- Problem statement -
Every line below that holds the string "title" must be copied.

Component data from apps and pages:
Content starts

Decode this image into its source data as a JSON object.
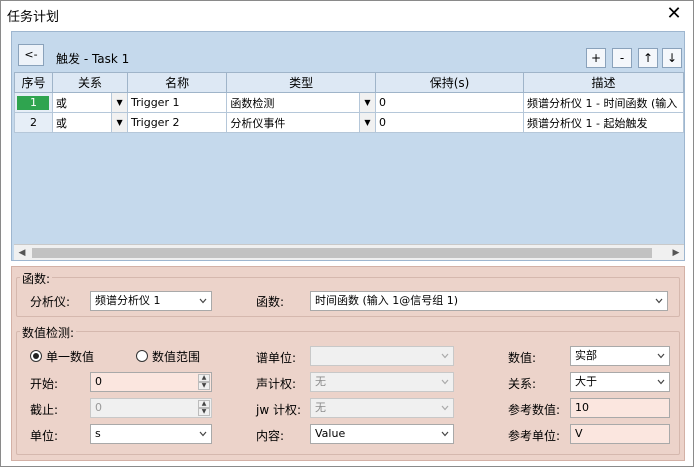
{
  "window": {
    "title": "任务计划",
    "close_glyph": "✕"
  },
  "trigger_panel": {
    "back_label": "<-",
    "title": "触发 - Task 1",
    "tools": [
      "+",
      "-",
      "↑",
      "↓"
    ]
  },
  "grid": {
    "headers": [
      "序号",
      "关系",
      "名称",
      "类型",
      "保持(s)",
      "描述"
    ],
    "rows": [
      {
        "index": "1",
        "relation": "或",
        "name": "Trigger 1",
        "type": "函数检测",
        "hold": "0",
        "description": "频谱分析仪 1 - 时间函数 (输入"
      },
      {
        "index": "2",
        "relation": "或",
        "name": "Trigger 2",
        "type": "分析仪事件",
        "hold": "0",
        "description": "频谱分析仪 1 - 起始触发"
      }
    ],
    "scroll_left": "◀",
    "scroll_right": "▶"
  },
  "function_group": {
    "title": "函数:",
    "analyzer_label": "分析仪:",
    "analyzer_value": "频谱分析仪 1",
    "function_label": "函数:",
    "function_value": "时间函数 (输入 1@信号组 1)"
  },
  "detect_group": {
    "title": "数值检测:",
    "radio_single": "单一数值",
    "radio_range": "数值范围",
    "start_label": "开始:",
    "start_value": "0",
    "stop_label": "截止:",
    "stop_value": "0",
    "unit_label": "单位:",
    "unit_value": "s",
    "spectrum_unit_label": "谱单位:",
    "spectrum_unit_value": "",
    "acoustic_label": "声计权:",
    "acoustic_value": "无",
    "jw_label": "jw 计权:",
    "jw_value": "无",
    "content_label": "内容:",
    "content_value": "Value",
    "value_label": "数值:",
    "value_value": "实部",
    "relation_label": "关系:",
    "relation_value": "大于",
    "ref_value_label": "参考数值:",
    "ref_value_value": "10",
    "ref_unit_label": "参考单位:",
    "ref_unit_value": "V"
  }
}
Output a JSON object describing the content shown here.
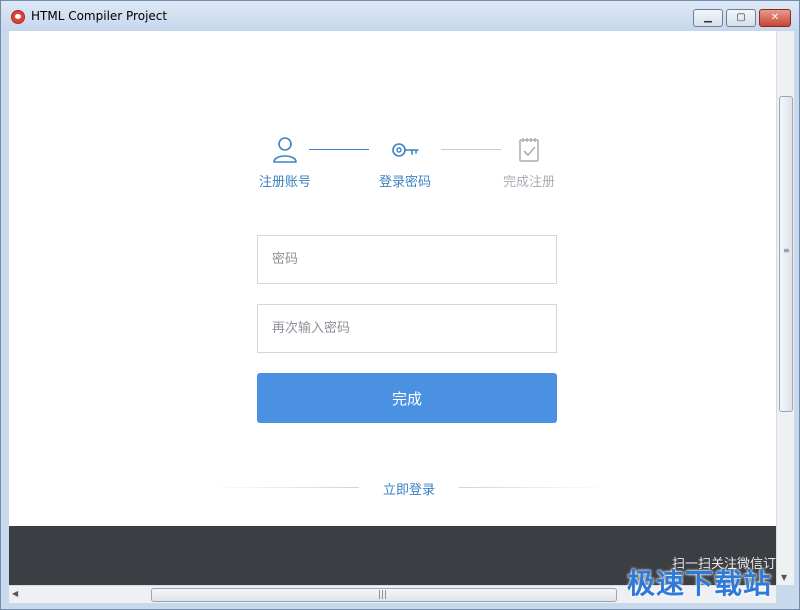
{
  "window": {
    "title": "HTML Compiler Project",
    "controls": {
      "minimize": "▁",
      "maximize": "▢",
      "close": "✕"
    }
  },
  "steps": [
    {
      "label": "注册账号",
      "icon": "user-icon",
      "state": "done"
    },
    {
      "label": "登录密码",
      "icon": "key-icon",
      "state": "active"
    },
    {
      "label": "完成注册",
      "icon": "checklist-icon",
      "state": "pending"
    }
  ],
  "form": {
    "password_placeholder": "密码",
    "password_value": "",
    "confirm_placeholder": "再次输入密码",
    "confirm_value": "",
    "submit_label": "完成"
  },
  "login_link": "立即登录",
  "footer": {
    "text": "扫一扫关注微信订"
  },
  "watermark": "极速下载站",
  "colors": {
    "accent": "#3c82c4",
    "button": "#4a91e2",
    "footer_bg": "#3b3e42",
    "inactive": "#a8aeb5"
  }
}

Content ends

- Task answer -
    "title": "任务计划",
    "title": "触发 - Task 1",
    "title": "函数:",
    "title": "数值检测:",
    "title": "HTML Compiler Project",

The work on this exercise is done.